# Exercise instructions:
Which lines in the data below contain the string "icon"? Show each one.

# Saved data entries:
_ _ _ _ _
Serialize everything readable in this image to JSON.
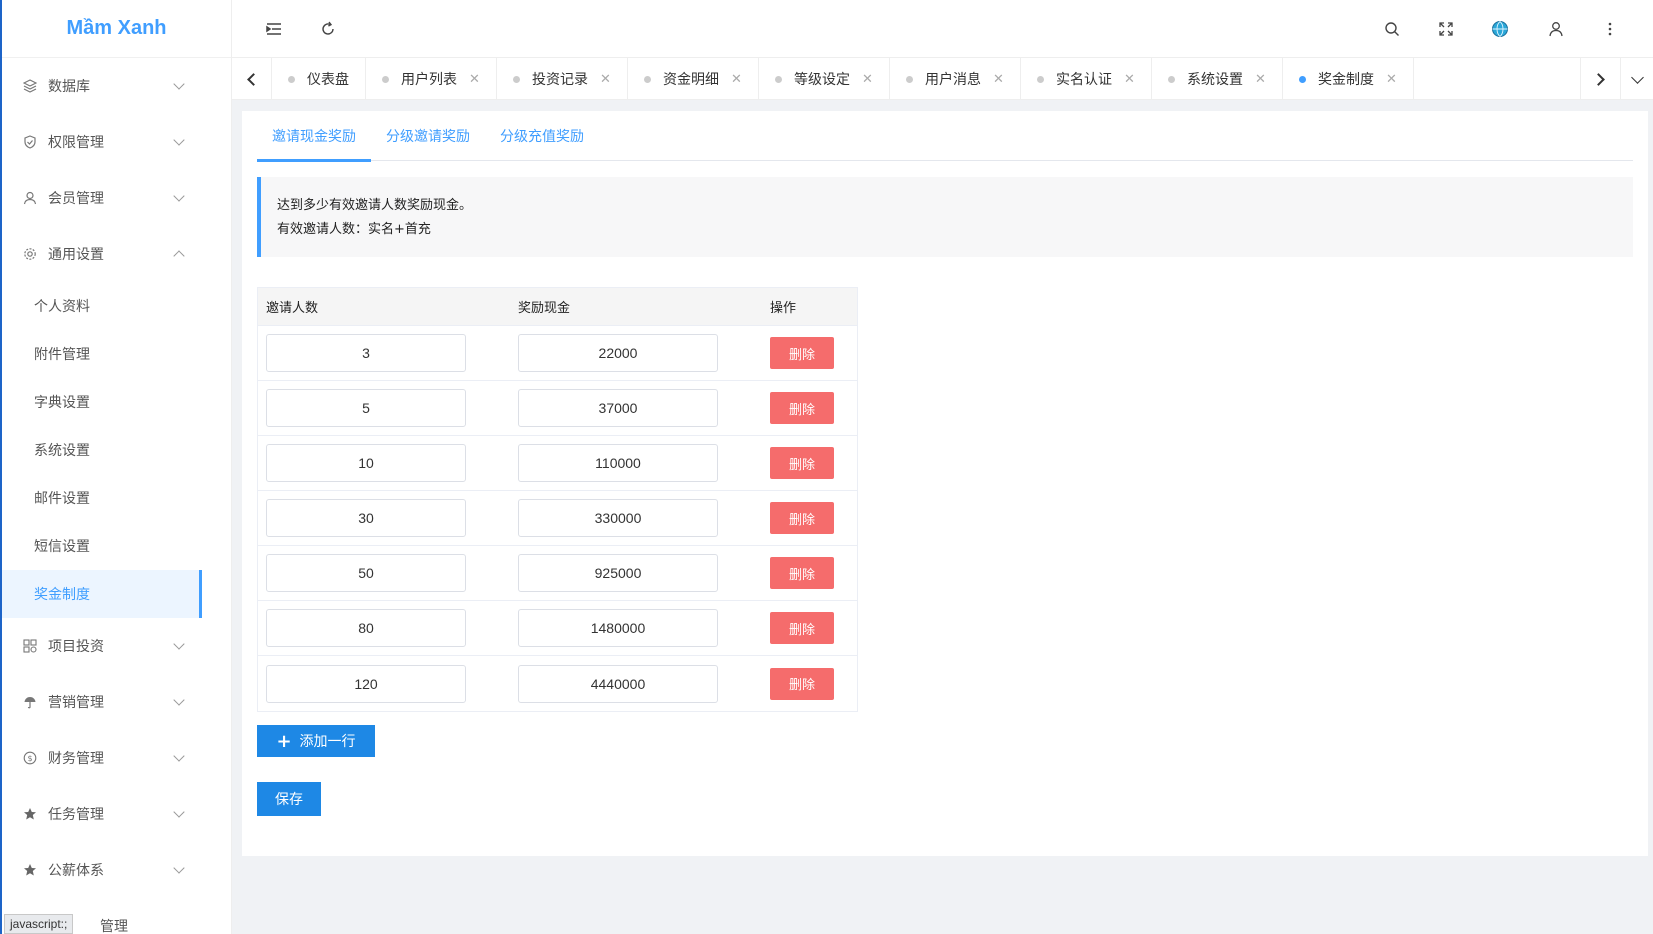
{
  "brand": {
    "logo_text": "Mầm Xanh"
  },
  "sidebar": {
    "groups_top": [
      {
        "label": "数据库",
        "icon": "database-icon"
      },
      {
        "label": "权限管理",
        "icon": "shield-icon"
      },
      {
        "label": "会员管理",
        "icon": "user-icon"
      },
      {
        "label": "通用设置",
        "icon": "gear-icon"
      }
    ],
    "sub_items": [
      {
        "label": "个人资料"
      },
      {
        "label": "附件管理"
      },
      {
        "label": "字典设置"
      },
      {
        "label": "系统设置"
      },
      {
        "label": "邮件设置"
      },
      {
        "label": "短信设置"
      },
      {
        "label": "奖金制度"
      }
    ],
    "groups_bottom": [
      {
        "label": "项目投资",
        "icon": "grid-icon"
      },
      {
        "label": "营销管理",
        "icon": "umbrella-icon"
      },
      {
        "label": "财务管理",
        "icon": "dollar-icon"
      },
      {
        "label": "任务管理",
        "icon": "star-icon"
      },
      {
        "label": "公薪体系",
        "icon": "star-icon"
      },
      {
        "label": "管理",
        "icon": ""
      }
    ],
    "status_link": "javascript:;"
  },
  "tabs": [
    {
      "label": "仪表盘"
    },
    {
      "label": "用户列表"
    },
    {
      "label": "投资记录"
    },
    {
      "label": "资金明细"
    },
    {
      "label": "等级设定"
    },
    {
      "label": "用户消息"
    },
    {
      "label": "实名认证"
    },
    {
      "label": "系统设置"
    },
    {
      "label": "奖金制度"
    }
  ],
  "content_tabs": [
    {
      "label": "邀请现金奖励"
    },
    {
      "label": "分级邀请奖励"
    },
    {
      "label": "分级充值奖励"
    }
  ],
  "notice": {
    "line1": "达到多少有效邀请人数奖励现金。",
    "line2": "有效邀请人数：实名+首充"
  },
  "table": {
    "headers": [
      "邀请人数",
      "奖励现金",
      "操作"
    ],
    "delete_label": "删除",
    "rows": [
      {
        "invites": "3",
        "cash": "22000"
      },
      {
        "invites": "5",
        "cash": "37000"
      },
      {
        "invites": "10",
        "cash": "110000"
      },
      {
        "invites": "30",
        "cash": "330000"
      },
      {
        "invites": "50",
        "cash": "925000"
      },
      {
        "invites": "80",
        "cash": "1480000"
      },
      {
        "invites": "120",
        "cash": "4440000"
      }
    ]
  },
  "actions": {
    "add_row": "添加一行",
    "save": "保存"
  },
  "colors": {
    "accent": "#409eff",
    "danger": "#f56c6c",
    "primary_button": "#1e88e5"
  }
}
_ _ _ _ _
# Solution:
        "icon": "database-icon"
        "icon": "shield-icon"
        "icon": "user-icon"
        "icon": "gear-icon"
        "icon": "grid-icon"
        "icon": "umbrella-icon"
        "icon": "dollar-icon"
        "icon": "star-icon"
        "icon": "star-icon"
        "icon": ""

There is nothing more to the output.